YOUR TASK: In the records, each line holding "participant" must be reported.

Content starts

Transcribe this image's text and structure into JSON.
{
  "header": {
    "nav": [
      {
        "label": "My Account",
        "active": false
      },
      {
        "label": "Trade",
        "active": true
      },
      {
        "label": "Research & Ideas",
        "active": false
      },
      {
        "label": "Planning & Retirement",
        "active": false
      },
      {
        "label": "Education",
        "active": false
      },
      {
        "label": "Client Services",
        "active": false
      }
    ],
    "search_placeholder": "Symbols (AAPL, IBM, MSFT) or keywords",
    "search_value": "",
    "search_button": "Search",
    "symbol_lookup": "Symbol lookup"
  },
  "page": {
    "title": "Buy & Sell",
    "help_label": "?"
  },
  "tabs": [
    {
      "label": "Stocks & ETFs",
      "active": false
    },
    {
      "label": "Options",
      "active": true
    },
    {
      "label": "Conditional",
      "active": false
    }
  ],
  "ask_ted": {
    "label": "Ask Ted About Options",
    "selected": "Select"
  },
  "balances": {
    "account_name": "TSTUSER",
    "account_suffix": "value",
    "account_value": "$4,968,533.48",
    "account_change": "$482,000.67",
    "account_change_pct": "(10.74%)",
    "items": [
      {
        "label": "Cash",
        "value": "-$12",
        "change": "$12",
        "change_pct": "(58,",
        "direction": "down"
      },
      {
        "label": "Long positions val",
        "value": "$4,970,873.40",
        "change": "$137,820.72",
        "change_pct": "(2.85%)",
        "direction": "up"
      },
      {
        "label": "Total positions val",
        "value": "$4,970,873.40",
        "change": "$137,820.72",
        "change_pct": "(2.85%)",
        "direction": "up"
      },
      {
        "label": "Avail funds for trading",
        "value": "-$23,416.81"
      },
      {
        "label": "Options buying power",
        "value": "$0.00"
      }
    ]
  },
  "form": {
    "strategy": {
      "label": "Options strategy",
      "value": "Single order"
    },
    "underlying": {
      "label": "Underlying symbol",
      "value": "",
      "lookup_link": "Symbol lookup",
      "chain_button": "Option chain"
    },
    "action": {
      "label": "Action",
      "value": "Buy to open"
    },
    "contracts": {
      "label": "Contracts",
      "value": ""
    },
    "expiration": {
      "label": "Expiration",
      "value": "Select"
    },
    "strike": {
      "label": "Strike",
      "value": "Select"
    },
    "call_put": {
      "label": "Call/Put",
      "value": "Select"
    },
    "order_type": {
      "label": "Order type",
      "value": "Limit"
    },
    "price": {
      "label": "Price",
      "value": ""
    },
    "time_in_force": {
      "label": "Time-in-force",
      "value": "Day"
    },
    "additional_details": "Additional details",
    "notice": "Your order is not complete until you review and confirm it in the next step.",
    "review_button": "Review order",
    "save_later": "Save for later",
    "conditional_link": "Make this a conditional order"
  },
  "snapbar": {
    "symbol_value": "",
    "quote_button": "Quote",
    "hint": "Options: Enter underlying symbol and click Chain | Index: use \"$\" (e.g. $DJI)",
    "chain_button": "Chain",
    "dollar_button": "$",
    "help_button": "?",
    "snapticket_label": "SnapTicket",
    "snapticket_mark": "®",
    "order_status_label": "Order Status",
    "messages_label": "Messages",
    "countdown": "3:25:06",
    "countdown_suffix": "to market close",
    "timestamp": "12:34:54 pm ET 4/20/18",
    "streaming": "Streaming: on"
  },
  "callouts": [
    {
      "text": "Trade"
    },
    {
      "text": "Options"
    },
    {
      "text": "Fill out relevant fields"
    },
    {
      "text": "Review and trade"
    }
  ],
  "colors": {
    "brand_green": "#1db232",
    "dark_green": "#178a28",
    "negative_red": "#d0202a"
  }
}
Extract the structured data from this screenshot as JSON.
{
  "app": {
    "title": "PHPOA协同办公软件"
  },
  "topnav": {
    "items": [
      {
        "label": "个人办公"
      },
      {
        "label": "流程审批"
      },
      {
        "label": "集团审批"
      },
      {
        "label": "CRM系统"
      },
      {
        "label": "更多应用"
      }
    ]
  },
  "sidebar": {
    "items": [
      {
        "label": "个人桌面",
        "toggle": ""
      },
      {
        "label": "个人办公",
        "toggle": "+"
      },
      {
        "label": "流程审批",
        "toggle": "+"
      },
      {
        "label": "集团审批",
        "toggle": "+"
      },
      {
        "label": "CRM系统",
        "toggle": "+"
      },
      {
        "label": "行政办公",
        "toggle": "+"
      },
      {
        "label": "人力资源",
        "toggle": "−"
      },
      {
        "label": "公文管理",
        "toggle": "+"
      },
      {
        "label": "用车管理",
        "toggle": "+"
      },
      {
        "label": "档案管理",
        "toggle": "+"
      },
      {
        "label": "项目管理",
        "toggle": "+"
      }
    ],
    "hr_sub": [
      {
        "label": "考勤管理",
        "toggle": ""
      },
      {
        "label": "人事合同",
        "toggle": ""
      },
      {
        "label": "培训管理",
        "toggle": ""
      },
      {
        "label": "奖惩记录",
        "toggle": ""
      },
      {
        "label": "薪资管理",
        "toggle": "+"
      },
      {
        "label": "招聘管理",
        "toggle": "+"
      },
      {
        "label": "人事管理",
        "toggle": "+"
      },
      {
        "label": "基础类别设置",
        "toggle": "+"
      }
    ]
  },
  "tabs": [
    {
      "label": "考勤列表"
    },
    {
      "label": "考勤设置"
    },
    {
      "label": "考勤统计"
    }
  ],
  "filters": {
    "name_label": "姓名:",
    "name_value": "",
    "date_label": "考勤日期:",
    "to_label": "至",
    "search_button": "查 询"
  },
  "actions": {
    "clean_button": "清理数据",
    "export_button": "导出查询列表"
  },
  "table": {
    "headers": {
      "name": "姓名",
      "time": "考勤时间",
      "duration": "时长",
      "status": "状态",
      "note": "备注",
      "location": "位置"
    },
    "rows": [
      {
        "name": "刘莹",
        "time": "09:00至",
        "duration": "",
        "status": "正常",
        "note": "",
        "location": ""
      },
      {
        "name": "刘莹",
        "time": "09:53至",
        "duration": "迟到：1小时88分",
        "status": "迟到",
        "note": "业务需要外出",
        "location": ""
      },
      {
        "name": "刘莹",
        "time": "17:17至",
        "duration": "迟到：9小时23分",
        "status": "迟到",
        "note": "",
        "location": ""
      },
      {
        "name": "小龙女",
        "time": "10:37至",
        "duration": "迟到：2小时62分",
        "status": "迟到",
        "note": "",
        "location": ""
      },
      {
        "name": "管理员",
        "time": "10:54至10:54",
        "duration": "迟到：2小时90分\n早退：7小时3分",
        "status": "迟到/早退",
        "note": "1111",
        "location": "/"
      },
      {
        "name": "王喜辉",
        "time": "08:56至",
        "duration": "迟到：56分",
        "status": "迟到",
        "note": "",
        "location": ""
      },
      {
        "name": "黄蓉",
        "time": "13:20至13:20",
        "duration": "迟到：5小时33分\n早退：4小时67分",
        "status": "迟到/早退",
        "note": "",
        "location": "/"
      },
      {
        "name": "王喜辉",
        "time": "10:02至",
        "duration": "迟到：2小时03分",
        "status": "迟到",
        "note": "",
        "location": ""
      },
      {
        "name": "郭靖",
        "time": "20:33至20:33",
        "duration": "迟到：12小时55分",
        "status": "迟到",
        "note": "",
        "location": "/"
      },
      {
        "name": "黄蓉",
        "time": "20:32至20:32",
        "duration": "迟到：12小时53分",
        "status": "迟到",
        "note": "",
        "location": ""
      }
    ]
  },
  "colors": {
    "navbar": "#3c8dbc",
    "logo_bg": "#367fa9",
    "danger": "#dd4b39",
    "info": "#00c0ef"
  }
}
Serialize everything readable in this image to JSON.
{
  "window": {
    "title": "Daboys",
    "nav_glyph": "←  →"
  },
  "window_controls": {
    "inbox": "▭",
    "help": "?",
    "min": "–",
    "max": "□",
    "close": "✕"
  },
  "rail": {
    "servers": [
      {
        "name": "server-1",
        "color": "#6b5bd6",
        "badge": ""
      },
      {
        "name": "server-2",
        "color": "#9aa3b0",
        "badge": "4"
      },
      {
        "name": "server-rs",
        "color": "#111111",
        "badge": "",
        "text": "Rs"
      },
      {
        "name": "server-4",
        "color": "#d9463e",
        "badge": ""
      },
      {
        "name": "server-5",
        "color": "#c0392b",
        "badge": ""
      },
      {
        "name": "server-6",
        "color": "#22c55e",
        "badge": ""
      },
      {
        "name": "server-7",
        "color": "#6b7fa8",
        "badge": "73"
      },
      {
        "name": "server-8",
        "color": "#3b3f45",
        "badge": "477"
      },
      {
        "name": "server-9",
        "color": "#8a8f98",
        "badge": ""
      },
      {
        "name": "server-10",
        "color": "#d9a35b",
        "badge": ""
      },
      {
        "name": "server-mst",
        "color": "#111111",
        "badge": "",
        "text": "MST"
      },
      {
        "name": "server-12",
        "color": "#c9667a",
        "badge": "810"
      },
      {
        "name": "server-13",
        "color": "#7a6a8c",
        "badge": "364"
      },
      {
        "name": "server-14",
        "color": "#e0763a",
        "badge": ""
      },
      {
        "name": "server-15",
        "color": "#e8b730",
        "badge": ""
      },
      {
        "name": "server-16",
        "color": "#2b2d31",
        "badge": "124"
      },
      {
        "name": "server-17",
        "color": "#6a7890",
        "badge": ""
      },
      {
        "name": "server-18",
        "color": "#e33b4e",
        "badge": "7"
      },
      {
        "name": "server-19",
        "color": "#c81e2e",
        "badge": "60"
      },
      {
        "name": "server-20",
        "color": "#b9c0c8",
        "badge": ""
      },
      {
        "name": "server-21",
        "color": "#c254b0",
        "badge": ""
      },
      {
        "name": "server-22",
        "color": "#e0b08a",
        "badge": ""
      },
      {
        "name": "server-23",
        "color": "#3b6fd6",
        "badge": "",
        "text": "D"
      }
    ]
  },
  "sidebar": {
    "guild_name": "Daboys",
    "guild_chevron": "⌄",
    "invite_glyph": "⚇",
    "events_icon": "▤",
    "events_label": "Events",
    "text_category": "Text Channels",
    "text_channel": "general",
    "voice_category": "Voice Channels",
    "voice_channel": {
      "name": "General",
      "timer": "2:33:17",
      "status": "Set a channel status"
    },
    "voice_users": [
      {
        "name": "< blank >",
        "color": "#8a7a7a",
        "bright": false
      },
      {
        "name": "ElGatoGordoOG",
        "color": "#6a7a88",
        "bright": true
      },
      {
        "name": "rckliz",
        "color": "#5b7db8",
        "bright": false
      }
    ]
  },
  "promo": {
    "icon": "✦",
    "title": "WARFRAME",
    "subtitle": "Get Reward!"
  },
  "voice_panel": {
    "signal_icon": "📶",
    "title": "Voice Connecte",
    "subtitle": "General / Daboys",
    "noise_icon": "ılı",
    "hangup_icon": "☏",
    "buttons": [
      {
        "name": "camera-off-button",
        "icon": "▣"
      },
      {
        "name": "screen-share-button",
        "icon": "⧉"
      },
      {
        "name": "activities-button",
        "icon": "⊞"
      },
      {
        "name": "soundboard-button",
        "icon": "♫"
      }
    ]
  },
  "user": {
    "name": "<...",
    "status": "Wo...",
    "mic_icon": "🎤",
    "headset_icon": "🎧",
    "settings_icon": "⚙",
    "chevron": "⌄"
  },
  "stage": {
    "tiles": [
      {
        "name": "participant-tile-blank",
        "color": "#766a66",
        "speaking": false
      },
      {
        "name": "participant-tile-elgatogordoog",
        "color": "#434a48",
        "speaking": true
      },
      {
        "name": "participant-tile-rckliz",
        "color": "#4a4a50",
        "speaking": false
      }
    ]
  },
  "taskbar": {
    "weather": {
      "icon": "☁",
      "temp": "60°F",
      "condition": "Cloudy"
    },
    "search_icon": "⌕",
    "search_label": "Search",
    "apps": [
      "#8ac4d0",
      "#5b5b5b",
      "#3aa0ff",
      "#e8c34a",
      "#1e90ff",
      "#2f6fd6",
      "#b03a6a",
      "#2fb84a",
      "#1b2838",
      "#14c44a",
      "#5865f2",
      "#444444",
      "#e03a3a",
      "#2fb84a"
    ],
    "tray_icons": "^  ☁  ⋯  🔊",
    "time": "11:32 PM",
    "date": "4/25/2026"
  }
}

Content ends

REPLY TO THE EXERCISE:
        "name": "participant-tile-blank",
        "name": "participant-tile-elgatogordoog",
        "name": "participant-tile-rckliz",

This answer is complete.